3. Moderate-to-severe AD: In a multicentric randomized, double-blind, placebo-controlled trial in the US, about 250 patients with moderate-to-severe AD were treated with either memantine at a dose of 20 mg/day or placebo for 28 weeks. The treatment group was found to have reduced clinical deterioration and better functional status. (Level of evidence: Ib; Grade of recommendation: A).
4. Dementia of Wernicke-Korsakoff syndrome (WKS): In a recent trial, 16 patients with dementia due to WKS were treated with either memantine (10 mg twice daily) or placebo for 28 weeks. At follow-up, the group receiving memantine had a significantly better cognitive and functional outcome. (Level of evidence: III; Grade of recommendation: B)
5. Acquired pendular nystagmus (APN) of multiple sclerosis: There is no specific therapy for APN due to multiple sclerosis.

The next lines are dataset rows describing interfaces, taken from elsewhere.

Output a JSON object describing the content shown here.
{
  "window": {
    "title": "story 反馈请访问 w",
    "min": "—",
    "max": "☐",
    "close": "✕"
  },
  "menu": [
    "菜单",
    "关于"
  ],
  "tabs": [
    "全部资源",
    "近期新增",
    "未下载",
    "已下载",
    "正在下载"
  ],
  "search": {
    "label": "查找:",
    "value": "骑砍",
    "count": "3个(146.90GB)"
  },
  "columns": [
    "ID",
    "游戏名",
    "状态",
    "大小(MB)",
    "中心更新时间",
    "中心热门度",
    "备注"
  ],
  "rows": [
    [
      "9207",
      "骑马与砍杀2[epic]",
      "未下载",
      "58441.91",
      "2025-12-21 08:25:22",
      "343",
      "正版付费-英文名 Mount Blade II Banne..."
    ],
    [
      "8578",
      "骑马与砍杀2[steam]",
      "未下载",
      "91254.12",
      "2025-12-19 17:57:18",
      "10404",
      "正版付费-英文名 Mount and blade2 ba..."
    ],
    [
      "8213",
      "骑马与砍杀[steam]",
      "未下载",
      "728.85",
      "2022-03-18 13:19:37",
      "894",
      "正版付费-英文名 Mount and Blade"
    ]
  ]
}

However, in a recent trial, all 11 patients with this condition treated with memantine had complete cessation of nystagmus compared to poor response in patients treated with scopolamine. (Level of evidence: III; Grade of recommendation: B)
The trials described provide Class Ib evidence of efficacy of memantine monotherapy in treating AD. As the mechanism of action of memantine differs from the widely used cholinesterase inhibitors, combination therapy could be complementary or synergistic. In fact, this issue was addressed in a recently published trial. In a multicentric trial, about 400 patients with moderate-to-severe dementia (with MMSE scores of 5 to 14) on stable doses of donepezil, were randomized to receive either memantine (starting at 5 mg/day, increased to 20 mg/day) or placebo. Memantine treatment resulted in significantly better outcomes than placebo on measures of cognition, activities of daily living, global outcome, and behavior.
Dosage and administration
Memantine (available as memantine hydrochloride) is administered orally at an initial dose of 5 mg once daily. The dose is increased in weekly increments of 5 mg daily till a dose of 20 mg daily (10 mg twice daily) is reached. Memantine hydrochloride is well absorbed following oral administration, with peak plasma concentrations achieved in about 3-7 hours. Memantine is eliminated principally in urine, with approximately 57-82% of an administered dose excreted as unchanged drug; the remainder of the dose is converted to metabolites that exhibit minimal NMDA receptor antagonist activity.
Memantine is well tolerated and safe as shown in all the reported trials.,,,,,,, The commonest side-effect noted was dizziness. It is also well tolerated when co-administered with cholinesterase inhibitors for treating AD.,
Memantine (as compared to placebo) is reported to cause a reduction in resource utilization (including caregiver costs) and total health costs. This effect was seen despite the direct cost being higher in the memantine group (due to the cost of memantine). The study also showed favorable effects of memantine on time to institutionalization and institutionalization at week 28 of treatment.
There is convincing evidence available for recommending the use of memantine in the treatment of AD; however, further well-designed randomized controlled trials are required to determine its usefulness in treating VaD and WKS. It can be used as a monotherapy or in combination with cholinesterase inhibitors. It is well tolerated and reduces the overall cost of treatment/care.